» **SOURCE MATERIAL**
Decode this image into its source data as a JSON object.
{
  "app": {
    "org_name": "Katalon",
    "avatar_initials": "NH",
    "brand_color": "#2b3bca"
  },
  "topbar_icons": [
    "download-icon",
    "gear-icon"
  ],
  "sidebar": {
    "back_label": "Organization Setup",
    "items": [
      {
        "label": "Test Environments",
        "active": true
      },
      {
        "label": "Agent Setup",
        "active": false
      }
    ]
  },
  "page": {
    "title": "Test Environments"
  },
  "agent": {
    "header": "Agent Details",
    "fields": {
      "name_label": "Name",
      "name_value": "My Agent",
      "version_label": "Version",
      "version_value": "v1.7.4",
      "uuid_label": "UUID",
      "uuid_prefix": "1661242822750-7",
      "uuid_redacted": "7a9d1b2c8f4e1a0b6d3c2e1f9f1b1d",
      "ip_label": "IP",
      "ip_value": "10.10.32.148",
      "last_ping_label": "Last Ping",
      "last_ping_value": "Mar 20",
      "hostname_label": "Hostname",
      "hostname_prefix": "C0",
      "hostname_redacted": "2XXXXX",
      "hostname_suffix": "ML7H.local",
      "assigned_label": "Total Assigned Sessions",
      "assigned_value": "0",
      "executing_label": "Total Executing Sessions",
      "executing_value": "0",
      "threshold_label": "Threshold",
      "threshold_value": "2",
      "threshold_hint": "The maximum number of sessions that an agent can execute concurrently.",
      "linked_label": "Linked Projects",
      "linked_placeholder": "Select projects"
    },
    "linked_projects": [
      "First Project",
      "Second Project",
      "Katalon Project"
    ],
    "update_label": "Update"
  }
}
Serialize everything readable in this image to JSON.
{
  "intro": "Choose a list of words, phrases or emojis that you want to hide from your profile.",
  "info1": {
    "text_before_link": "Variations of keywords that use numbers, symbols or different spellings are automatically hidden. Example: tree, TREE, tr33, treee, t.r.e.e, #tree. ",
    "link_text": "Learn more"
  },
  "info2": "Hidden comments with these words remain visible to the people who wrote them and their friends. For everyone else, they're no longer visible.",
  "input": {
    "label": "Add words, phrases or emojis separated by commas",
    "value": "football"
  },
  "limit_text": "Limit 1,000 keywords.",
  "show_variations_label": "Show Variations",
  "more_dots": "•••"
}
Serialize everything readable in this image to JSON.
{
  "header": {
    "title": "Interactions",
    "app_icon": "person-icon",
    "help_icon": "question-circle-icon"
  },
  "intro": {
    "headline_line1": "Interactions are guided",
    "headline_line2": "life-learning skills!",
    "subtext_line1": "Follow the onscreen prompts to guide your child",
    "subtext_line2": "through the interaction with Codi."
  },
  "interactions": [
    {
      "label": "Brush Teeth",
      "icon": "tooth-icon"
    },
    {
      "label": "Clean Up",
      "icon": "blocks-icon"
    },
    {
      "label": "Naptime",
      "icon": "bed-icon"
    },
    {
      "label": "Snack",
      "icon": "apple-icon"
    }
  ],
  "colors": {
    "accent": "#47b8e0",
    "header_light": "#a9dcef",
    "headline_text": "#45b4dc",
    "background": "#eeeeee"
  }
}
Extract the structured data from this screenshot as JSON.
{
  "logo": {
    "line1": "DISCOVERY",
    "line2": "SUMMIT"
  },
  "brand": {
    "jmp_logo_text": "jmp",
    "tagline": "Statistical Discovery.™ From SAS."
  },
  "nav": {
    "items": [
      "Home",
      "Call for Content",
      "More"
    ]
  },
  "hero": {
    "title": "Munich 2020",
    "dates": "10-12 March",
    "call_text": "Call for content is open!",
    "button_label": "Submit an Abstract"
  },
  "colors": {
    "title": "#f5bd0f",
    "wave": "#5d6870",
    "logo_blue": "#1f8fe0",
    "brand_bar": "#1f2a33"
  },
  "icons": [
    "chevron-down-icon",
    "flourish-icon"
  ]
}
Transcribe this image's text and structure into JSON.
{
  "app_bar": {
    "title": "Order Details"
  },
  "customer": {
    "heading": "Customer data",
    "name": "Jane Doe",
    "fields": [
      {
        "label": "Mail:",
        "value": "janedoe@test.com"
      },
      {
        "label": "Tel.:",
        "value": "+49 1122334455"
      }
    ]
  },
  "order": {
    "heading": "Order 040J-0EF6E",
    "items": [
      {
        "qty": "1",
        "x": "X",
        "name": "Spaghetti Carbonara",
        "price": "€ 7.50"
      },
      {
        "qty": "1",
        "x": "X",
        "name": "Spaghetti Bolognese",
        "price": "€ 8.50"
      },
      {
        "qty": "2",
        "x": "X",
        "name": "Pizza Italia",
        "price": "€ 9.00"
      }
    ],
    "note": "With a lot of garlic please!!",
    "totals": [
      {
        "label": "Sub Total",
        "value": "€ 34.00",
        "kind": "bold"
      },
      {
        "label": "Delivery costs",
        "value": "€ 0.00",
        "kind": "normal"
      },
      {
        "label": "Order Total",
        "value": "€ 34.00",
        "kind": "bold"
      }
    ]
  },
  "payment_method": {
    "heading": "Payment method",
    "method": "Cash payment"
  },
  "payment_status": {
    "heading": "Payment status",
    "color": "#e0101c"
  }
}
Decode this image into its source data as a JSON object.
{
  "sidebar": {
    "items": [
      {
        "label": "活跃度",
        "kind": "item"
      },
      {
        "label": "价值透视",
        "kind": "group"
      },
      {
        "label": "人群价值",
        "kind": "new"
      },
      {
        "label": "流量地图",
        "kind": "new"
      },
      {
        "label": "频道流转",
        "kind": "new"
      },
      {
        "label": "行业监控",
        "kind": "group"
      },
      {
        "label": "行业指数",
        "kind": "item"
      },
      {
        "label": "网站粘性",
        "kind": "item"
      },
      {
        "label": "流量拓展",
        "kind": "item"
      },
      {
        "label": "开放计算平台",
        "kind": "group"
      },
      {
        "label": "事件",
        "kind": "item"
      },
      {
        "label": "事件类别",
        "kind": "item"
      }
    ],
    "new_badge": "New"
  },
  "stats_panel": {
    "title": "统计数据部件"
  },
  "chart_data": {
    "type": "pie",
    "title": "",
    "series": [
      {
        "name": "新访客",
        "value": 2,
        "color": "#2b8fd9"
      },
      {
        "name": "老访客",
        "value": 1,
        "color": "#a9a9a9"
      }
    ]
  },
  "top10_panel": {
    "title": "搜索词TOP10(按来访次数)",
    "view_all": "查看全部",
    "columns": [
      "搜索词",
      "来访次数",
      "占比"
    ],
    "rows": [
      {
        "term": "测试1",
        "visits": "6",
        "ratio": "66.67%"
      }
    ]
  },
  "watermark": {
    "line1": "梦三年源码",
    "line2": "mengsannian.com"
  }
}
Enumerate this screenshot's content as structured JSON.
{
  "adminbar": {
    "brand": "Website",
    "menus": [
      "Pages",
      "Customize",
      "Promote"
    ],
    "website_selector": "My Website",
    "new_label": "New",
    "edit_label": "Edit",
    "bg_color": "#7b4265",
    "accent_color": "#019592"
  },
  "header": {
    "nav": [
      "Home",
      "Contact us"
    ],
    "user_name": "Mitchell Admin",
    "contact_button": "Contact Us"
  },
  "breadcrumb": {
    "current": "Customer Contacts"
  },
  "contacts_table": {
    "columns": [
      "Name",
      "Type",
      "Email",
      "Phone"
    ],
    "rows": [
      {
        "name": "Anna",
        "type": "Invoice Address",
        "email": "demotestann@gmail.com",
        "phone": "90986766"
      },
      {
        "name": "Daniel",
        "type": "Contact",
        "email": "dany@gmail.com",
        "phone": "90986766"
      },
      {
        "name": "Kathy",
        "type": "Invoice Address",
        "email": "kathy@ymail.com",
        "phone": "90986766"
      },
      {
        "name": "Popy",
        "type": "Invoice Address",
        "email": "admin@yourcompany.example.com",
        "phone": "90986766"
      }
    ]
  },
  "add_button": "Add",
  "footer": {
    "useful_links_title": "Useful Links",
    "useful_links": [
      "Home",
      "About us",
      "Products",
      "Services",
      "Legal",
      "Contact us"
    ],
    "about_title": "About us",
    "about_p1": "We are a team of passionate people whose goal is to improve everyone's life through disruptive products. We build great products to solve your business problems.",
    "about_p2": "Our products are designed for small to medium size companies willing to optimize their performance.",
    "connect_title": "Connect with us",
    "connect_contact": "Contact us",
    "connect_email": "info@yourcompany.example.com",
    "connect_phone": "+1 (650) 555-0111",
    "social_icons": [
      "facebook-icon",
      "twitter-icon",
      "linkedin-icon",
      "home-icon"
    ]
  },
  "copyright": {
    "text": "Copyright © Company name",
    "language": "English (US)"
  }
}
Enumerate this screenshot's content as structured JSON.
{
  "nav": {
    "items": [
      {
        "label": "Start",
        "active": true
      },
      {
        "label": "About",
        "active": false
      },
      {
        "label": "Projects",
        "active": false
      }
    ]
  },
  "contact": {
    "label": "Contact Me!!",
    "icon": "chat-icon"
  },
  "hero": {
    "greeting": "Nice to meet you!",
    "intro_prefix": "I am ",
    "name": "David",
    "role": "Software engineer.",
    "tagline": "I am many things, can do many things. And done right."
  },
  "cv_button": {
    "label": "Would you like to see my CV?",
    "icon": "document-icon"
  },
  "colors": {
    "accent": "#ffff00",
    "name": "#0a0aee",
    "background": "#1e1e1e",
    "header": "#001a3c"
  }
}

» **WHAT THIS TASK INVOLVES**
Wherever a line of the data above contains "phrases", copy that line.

» **SOLUTION FOR THIS PROBLEM**
  "intro": "Choose a list of words, phrases or emojis that you want to hide from your profile.",
    "label": "Add words, phrases or emojis separated by commas",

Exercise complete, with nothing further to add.